Material for this exercise
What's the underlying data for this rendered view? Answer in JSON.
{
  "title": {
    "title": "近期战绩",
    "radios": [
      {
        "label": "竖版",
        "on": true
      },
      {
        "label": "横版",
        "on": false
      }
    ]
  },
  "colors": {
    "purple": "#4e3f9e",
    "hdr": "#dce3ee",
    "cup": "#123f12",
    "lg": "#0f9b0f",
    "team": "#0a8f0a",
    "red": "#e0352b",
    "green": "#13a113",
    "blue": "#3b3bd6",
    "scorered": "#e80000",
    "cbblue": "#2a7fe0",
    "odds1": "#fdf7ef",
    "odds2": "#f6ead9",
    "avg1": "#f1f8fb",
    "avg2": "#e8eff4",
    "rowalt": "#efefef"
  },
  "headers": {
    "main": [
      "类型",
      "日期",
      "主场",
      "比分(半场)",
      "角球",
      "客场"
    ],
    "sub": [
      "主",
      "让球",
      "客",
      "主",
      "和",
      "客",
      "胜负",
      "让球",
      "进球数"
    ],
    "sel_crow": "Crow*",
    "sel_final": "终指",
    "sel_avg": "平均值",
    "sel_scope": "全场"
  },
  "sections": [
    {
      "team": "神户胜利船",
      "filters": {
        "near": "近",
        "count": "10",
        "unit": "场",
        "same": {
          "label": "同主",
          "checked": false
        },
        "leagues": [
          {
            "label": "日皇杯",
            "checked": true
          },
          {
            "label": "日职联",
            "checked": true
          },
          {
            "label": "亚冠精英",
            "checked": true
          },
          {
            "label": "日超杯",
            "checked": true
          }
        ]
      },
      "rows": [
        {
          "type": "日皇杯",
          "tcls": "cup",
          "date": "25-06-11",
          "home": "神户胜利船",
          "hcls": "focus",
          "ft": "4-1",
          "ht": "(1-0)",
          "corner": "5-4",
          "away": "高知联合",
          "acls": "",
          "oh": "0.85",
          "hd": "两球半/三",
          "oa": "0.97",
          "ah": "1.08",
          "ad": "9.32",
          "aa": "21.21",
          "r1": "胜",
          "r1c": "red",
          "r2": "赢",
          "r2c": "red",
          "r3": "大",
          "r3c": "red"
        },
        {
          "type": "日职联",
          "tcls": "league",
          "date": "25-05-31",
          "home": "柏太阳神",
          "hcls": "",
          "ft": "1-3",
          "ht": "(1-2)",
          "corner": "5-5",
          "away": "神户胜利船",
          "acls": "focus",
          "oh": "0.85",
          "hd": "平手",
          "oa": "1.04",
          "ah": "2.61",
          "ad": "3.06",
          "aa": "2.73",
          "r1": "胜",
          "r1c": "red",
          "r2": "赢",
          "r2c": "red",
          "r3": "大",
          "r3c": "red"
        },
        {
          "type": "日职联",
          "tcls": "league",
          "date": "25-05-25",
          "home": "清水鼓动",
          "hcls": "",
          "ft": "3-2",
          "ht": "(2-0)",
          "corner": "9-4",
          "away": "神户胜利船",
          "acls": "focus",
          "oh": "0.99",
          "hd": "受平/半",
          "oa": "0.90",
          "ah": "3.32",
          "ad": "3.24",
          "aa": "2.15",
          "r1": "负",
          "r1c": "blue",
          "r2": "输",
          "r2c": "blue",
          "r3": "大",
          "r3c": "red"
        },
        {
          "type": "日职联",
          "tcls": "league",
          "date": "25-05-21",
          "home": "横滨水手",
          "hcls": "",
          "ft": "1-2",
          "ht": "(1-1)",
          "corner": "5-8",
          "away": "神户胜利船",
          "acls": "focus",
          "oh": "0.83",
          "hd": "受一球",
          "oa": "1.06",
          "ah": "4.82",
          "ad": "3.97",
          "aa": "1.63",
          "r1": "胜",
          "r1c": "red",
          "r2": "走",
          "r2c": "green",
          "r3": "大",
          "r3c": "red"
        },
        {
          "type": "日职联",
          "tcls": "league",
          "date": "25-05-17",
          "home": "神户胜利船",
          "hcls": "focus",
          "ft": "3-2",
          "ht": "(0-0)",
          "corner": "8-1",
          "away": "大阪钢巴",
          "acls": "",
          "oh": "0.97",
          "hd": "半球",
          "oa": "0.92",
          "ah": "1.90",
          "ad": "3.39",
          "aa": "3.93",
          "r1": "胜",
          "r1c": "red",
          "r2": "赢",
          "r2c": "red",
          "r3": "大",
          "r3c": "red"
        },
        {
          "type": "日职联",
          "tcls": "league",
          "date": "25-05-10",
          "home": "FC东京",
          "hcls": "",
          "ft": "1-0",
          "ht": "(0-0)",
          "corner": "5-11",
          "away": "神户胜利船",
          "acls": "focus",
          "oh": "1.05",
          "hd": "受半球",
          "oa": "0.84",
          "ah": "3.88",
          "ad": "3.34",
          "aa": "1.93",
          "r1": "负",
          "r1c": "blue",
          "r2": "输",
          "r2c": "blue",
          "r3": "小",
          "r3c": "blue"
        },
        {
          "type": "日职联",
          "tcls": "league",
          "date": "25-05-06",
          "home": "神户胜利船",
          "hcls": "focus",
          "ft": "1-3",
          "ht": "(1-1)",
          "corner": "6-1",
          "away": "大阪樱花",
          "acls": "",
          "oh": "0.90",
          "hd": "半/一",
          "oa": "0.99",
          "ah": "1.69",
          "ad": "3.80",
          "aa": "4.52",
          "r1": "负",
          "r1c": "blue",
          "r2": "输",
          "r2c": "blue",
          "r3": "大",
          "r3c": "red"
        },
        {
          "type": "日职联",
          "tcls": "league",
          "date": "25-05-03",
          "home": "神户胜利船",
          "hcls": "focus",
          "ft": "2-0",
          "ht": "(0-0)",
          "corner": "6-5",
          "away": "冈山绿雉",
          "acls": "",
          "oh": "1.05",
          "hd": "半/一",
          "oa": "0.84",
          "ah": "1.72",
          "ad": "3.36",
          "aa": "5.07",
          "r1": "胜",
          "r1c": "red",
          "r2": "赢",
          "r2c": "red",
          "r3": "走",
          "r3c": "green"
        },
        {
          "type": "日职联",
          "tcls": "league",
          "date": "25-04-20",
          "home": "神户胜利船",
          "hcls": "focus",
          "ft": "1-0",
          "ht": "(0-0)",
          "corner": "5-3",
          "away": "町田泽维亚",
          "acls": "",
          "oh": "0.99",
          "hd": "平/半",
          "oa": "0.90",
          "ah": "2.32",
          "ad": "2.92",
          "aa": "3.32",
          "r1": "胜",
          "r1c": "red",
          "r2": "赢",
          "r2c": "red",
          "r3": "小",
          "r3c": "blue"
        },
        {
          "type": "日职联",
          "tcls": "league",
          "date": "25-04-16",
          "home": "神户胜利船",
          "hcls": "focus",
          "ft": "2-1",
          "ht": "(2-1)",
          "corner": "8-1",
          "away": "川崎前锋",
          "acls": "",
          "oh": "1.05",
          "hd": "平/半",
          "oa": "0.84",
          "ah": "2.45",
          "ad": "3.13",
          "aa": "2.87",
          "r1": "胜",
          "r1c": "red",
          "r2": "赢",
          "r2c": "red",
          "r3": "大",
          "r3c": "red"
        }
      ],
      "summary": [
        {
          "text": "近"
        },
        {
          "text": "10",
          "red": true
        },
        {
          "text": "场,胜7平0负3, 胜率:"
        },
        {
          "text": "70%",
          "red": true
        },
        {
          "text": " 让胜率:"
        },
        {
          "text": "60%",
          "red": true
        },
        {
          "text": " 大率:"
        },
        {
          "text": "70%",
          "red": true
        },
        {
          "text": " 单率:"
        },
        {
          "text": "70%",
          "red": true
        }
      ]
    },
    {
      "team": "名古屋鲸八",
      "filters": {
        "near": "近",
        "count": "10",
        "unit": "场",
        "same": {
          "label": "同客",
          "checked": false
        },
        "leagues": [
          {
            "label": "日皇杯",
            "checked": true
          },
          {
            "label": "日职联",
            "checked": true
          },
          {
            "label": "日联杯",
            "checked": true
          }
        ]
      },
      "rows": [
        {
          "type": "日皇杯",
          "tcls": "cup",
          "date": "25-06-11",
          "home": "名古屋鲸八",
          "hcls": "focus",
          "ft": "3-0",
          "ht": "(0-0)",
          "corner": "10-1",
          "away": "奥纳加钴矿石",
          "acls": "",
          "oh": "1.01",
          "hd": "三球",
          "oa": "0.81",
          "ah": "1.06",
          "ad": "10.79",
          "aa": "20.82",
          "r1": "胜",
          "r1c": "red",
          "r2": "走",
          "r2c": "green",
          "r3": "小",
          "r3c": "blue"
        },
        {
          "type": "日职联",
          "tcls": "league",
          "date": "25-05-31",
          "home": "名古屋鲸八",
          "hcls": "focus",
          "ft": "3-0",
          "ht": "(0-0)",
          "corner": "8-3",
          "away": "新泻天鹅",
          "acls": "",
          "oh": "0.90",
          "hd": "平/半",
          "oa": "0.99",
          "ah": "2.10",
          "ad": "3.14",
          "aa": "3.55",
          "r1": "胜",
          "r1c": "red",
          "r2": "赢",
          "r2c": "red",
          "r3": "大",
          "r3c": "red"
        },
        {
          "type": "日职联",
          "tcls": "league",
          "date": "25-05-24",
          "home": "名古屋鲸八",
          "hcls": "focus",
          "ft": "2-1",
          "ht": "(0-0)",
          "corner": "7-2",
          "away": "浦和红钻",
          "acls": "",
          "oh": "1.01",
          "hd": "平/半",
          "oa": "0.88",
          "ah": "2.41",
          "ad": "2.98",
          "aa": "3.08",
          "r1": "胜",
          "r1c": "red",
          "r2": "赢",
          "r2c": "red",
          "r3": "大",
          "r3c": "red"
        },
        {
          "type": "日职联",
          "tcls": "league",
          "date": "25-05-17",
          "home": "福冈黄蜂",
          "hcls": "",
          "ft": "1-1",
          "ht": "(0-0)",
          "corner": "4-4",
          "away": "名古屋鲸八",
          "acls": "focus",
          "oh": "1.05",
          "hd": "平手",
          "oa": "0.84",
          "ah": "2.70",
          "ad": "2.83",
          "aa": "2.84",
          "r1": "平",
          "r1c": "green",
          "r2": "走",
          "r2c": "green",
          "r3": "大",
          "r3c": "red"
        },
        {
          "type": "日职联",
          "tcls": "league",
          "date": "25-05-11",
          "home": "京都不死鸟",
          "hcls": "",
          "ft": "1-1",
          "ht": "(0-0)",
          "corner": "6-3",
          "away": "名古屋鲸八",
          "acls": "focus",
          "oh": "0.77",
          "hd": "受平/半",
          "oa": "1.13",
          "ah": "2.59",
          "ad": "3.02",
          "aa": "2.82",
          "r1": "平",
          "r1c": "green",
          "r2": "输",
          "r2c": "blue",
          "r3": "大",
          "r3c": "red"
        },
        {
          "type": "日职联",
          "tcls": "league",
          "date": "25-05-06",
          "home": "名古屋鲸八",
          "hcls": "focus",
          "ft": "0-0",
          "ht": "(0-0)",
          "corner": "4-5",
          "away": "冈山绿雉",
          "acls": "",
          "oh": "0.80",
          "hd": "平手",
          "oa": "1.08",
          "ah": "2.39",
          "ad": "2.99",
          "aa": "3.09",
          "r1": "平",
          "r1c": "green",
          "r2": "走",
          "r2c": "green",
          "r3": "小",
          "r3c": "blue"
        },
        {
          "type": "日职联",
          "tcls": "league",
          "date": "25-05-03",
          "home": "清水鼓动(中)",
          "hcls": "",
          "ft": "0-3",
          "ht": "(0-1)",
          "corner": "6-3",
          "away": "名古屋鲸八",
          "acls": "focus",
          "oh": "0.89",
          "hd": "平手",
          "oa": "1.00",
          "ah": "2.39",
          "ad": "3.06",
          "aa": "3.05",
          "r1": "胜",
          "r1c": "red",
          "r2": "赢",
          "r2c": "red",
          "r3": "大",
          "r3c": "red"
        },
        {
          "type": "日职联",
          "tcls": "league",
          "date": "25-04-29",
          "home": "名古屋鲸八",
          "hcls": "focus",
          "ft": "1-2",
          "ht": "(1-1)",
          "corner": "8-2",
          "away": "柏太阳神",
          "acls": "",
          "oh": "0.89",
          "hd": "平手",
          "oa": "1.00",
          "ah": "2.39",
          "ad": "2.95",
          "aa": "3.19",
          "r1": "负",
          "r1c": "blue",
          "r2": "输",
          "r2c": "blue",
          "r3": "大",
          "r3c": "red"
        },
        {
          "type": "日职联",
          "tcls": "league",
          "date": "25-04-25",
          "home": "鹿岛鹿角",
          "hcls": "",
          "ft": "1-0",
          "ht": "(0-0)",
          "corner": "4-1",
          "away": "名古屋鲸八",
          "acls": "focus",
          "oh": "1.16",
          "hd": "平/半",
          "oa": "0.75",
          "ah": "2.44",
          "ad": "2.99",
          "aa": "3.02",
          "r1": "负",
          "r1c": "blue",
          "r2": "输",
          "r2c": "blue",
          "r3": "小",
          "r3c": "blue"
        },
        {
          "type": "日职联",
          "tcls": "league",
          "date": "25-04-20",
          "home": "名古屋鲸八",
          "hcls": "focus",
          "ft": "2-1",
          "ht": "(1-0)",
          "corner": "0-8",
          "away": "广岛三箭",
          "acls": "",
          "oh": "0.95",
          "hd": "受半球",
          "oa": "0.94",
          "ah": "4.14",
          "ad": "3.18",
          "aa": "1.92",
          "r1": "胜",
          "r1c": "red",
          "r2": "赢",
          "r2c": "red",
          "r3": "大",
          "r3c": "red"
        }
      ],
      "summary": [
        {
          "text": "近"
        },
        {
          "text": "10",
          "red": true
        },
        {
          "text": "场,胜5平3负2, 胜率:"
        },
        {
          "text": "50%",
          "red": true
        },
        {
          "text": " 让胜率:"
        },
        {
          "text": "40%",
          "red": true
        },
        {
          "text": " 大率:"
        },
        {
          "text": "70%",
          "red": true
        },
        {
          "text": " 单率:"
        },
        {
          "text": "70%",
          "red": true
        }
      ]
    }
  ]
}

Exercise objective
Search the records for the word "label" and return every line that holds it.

Written solution
        "label": "竖版",
        "label": "横版",
          "label": "同主",
            "label": "日皇杯",
            "label": "日职联",
            "label": "亚冠精英",
            "label": "日超杯",
          "label": "同客",
            "label": "日皇杯",
            "label": "日职联",
            "label": "日联杯",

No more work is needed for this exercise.